Nebraska $52,890 $39,470 $61,230
Nevada $62,280 $47,010 $79,810
New Hampshire $65,690 $50,460 $78,350
New Jersey $77,070 $48,370 $97,830
New Mexico $48,440 $42,220 $59,160
New York $77,840 $58,910 $103,050
North Carolina $45,280 $35,780 $55,640
North Dakota $60,490 $49,800 $81,390
Ohio $54,160 $39,100 $78,470
Oklahoma $47,020 $36,730 $58,540
Oregon $66,320 $47,090 $92,100
Pennsylvania $62,280 $39,690 $84,540
South Carolina $45,570 $41,000 $65,150
South Dakota $52,580 $44,700 $62,110
Tennessee $46,140 $37,450 $59,490
Texas $46,880 $37,360 $63,540
Utah $57,660 $43,490 $69,200
Vermont $70,550 $57,320 $83,430
Virginia $46,280 $37,020 $63,520
Washington $68,430 $54,520 $94,270
West Virginia $45,570 $33,100 $61,050
Wisconsin $50,710 $42,390 $63,190
Wyoming $49,330 $46,860 $62,780

Source: U.S. Bureau of Labor Statistics (BLS) 2022 median salary; projected job growth through 2031. Actual salaries vary depending on location, level of education, years of experience, work environment, and other factors. Salaries may differ even more for those who are self-employed or work part time.

Here is a comparison of median annual salaries for careers that may overlap with correctional counselor duties and responsibilities:

Career Median Annual Salary
Probation Officers and Correctional Treatment Specialists $59,860
Educational, Guidance, and Career Counselors and Advisors $60,140
Social Workers, All Other $61,420

The job growth for correctional treatment specialists shows little to no change through 2031, though the BLS says demand should be strong as local, state and federal governments acknowledge the advantage of community corrections over prison, and these workers will be needed to supervise offenders who are released and require counseling services as they transition (and beyond).

Frequently asked questions

What challenges do correctional counselors face on the job?

Correctional counselor roles can be extremely stressful as you’ll not only deal with incarcerated people but their families and friends, who may be difficult to work with. Since you may work in a jail, prison or high-crime area, the risk of violence may be present, and you may also be required to perform home and employment checks or searches, where you may be received with hostility. The BLS says you may be faced with parolees who violate their terms of release, which can also contribute to stress or danger.

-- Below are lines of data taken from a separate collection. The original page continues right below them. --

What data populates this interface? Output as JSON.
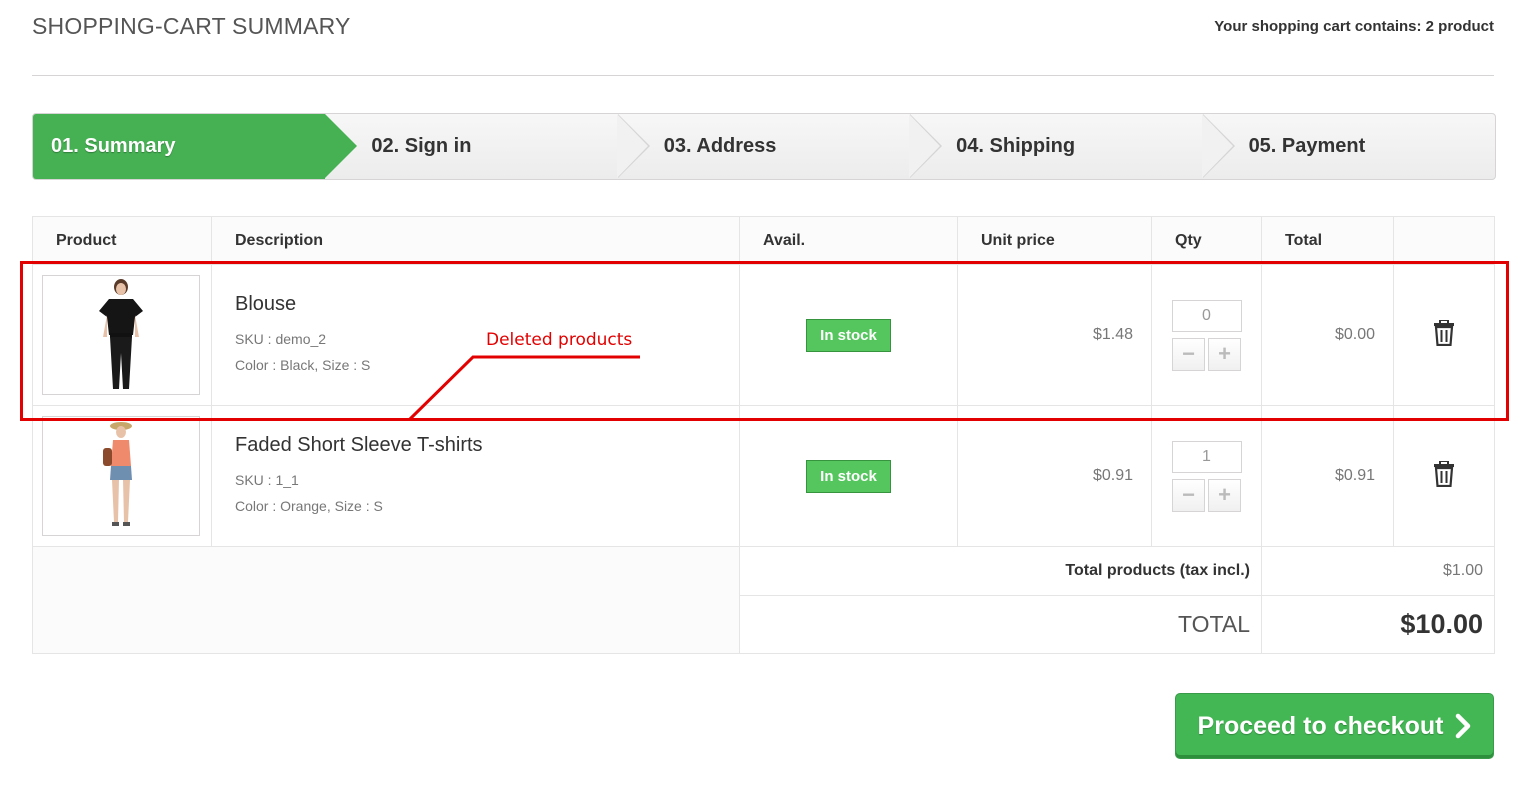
{
  "header": {
    "title": "SHOPPING-CART SUMMARY",
    "cart_count_text": "Your shopping cart contains: 2 product"
  },
  "steps": [
    {
      "label": "01. Summary",
      "active": true
    },
    {
      "label": "02. Sign in",
      "active": false
    },
    {
      "label": "03. Address",
      "active": false
    },
    {
      "label": "04. Shipping",
      "active": false
    },
    {
      "label": "05. Payment",
      "active": false
    }
  ],
  "table": {
    "columns": [
      "Product",
      "Description",
      "Avail.",
      "Unit price",
      "Qty",
      "Total",
      ""
    ],
    "rows": [
      {
        "name": "Blouse",
        "sku": "SKU : demo_2",
        "attrs": "Color : Black, Size : S",
        "availability": "In stock",
        "unit_price": "$1.48",
        "qty": "0",
        "total": "$0.00"
      },
      {
        "name": "Faded Short Sleeve T-shirts",
        "sku": "SKU : 1_1",
        "attrs": "Color : Orange, Size : S",
        "availability": "In stock",
        "unit_price": "$0.91",
        "qty": "1",
        "total": "$0.91"
      }
    ],
    "summary": {
      "products_label": "Total products (tax incl.)",
      "products_value": "$1.00",
      "total_label": "TOTAL",
      "total_value": "$10.00"
    }
  },
  "annotation": {
    "label": "Deleted products",
    "color": "#e30000"
  },
  "checkout": {
    "label": "Proceed to checkout"
  },
  "colors": {
    "accent_green": "#45b153",
    "stock_green": "#55c65e"
  }
}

What are the duties of a correctional counselor?

Common tasks and duties correctional counselors perform include:
– Overseeing prisoner education and training
– Developing parole release plans
– Reporting on prisoner progress and writing documentation for parole boards and case files
– Counseling offenders on behavior, mental issues and job placement
– Interviewing probationers and parolees, their families and friends
– Testing offenders for substances
– Testifying in court

How do I become a correctional counselor in California?

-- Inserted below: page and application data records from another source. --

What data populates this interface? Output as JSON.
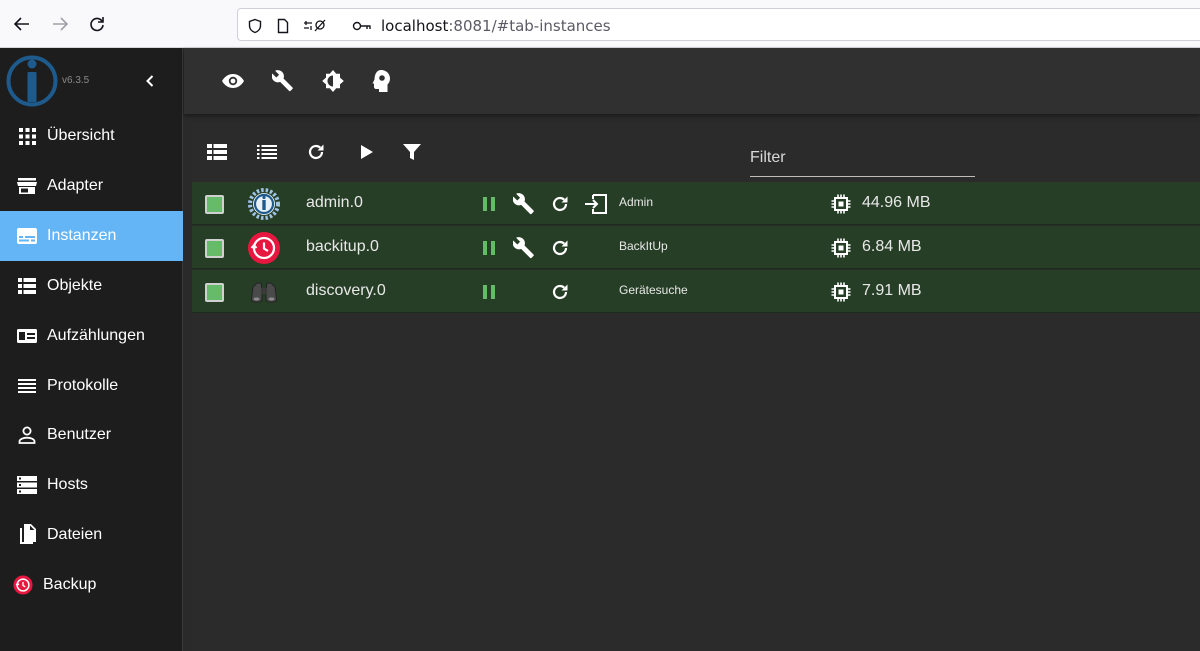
{
  "browser": {
    "url_host": "localhost",
    "url_rest": ":8081/#tab-instances"
  },
  "sidebar": {
    "version": "v6.3.5",
    "items": [
      {
        "label": "Übersicht",
        "icon": "grid-icon"
      },
      {
        "label": "Adapter",
        "icon": "store-icon"
      },
      {
        "label": "Instanzen",
        "icon": "subtitles-icon",
        "active": true
      },
      {
        "label": "Objekte",
        "icon": "list-icon"
      },
      {
        "label": "Aufzählungen",
        "icon": "enum-icon"
      },
      {
        "label": "Protokolle",
        "icon": "lines-icon"
      },
      {
        "label": "Benutzer",
        "icon": "person-icon"
      },
      {
        "label": "Hosts",
        "icon": "storage-icon"
      },
      {
        "label": "Dateien",
        "icon": "files-icon"
      },
      {
        "label": "Backup",
        "icon": "backup-icon"
      }
    ]
  },
  "toolbar": {
    "icons": [
      "eye-icon",
      "wrench-icon",
      "brightness-icon",
      "head-icon"
    ]
  },
  "panel": {
    "filter_label": "Filter",
    "icons": [
      "view-list-icon",
      "list-icon",
      "refresh-icon",
      "play-icon",
      "filter-icon"
    ]
  },
  "instances": [
    {
      "name": "admin.0",
      "title": "Admin",
      "memory": "44.96 MB",
      "has_config": true,
      "has_link": true
    },
    {
      "name": "backitup.0",
      "title": "BackItUp",
      "memory": "6.84 MB",
      "has_config": true,
      "has_link": false
    },
    {
      "name": "discovery.0",
      "title": "Gerätesuche",
      "memory": "7.91 MB",
      "has_config": false,
      "has_link": false
    }
  ],
  "colors": {
    "accent": "#64b5f6",
    "row_bg": "#263e26",
    "running": "#66bb6a",
    "sidebar_bg": "#1d1d1d"
  }
}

A California Department of Corrections and Rehabilitation (CDCR) Correctional Counselor 1 has two paths to entry: 1) hold a four-year degree and have, as specified by CDCR, one (or two) years of experience as a correctional program supervisor, youth counselor, corrections officer or medical treatment specialist, or 2) have a four-year degree and one year of experience in probation, parole, or correctional case work.